Digital Hearing Aids

Digital hearing aids are increasingly popular, as they present a more modern and advanced alternative to analogue hearing aids. Digital and analogue hearing aids differ in the way they process and amplify sound; although analogue hearing aids work effectively, digital hearing aids are often preferred because they are more sophisticated and they offer you greater advantages in terms of the quality of the sound and often, the design of the hearing aids.

Digital hearing aids convert sound waves into digital signals, which produces a copy of each sound, as well as an amplified version. A digital hearing aid contains a tiny microchip, which is programmed to filter sounds and choose which sounds to amplify; this means that in a crowded room, you will still be able to hear the person you are talking to clearly. Digital hearing aids can also be customised and you can set programmes for different scenarios; this means that your hearing aid will enable you to hear as well in a noisy train station as a quiet library.

Analogue hearing aids work on a constant basis to catch and amplify sound waves; more modern analogue aids can be programmed to work in different settings, including noisy and quiet places.
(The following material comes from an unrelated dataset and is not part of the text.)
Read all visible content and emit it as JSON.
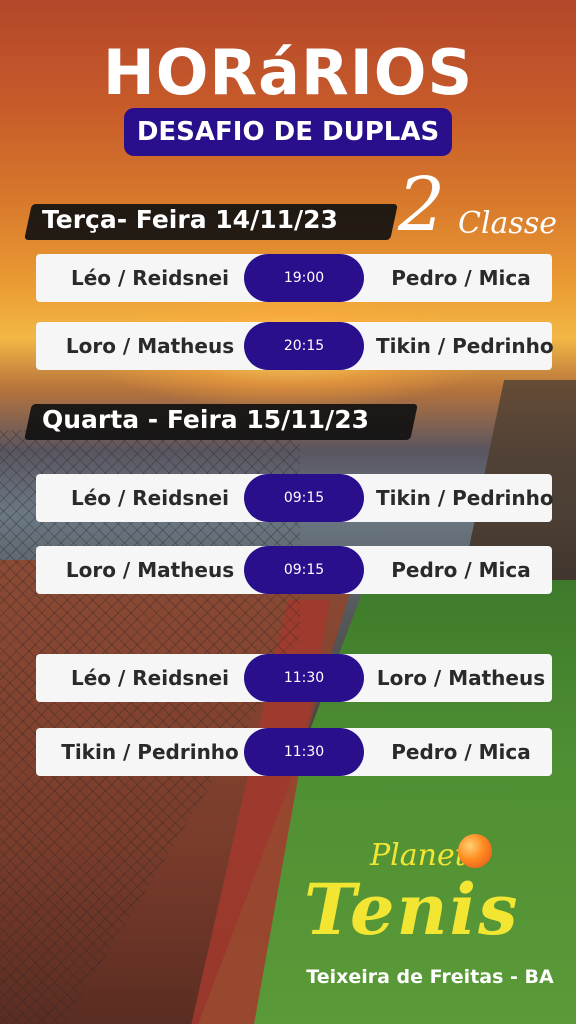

Analogue hearing aids are generally significantly cheaper than digital aids and some people who have used an analogue aid for a long period of time prefer to stick with what they know, rather than switching to digital.

In the past, digital hearing aids were only available from private dispensers; however, they are becoming increasingly commonplace on the NHS. If you would prefer a digital hearing aid, it may be worth researching which kinds of hearing aid are available from your local NHS provider, as well as looking into private digital hearing aids.

If you do wish to invest in a digital hearing aid, it's important to buy from a trusted an approved provider; never be tempted by online discounts or special offers, as all hearing aids should be customised and fitted properly by trained audiologists.

« Invisible Hearing Aids Behind-the-ear (BTE) Hearing Aids »